I acknowledge that legal situations do exist that require emergency attention. Perhaps an unexpected death and related estate matters. Similarly, arraignments before a judge often occur at all hours. If crime doesn’t take a holiday and neither do the police, then courts don’t either, nor prosecutors or defense attorneys. The pro bono case I handled while at the firm required a rush to court seeking an injunction to stop the auction of the client’s personal property. We received very short notice beforehand about the auction. Composing the papers and getting everything assembled took time and required over twenty-four hours straight work. And then we had to go to court afterward. That was an emergency situation too. But in all honesty, and in retrospect, I don’t think it required that emergency pace. I just failed to appreciate the scope of the work involved, but yet it did need to get done and within a short time-frame.
These few example I cited aren’t the everyday for most lawyers and those who work for and support lawyers. Yet lawyers routinely manufacture emergencies, concoct crises, and drum up drama . . . and turn everyone else’s life around them into a nightmare. With few exceptions, legal situations do not warrant this frenzy. Instead, I think it is widespread failure to plan appropriately and manage time wisely that precipitates the current pace of the law. And I think it’s partly due to the way law school is set up. Law students are conditioned to coast through classes until the reading period begins—a few weeks before exams when one must relearn (or in many instances learn it for the first time) all the material covered throughout the course. It establishes a pattern in the minds of lawyers-t0-be that important deadlines can be pushed off until the last minute. I recall a presentation given to the summer associates the firm I worked for. The presenter quoted a statistic somewhere around 80% as the number of attorneys who require a sense of urgency before they’ll turn to something. I too am guilty. But it has to change. Too many overworked, stressed-out, unhappy lawyers. Tack on all the support personnel and it’s just mountains of woe.

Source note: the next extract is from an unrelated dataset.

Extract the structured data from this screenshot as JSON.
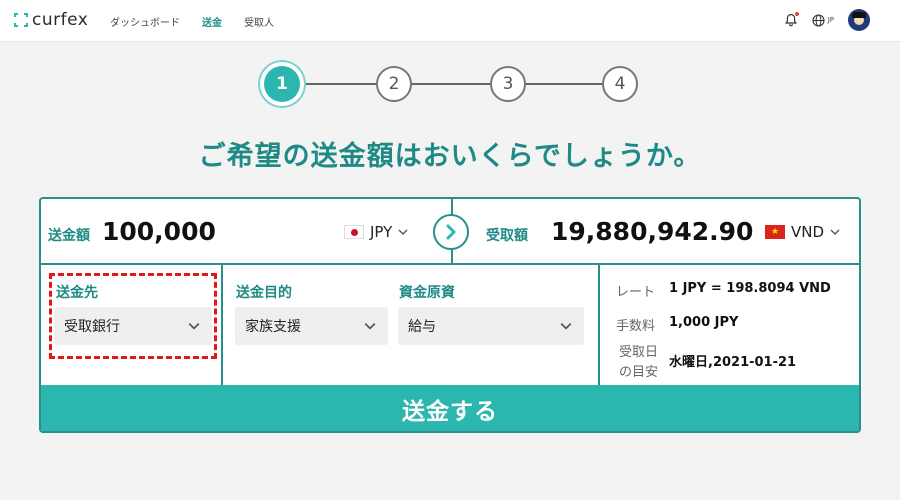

So yes . . . although it is President’s Day weekend. And although it is a holiday. I am working today. And so was everyone else on all the projects in the office. No holidays for lawyers, it seems. And yes, I know, a backhanded answer is to get out of the profession if I don’t like it. But I do. I honestly enjoy the practice of law. What I don’t understand though is why the administration of the practice of law must be devoid of any acknowledgement of anything else outside of the law. I guess it’s like that event horizon. No light escape from a black hole. Well . . . not without breaking the laws of gravity.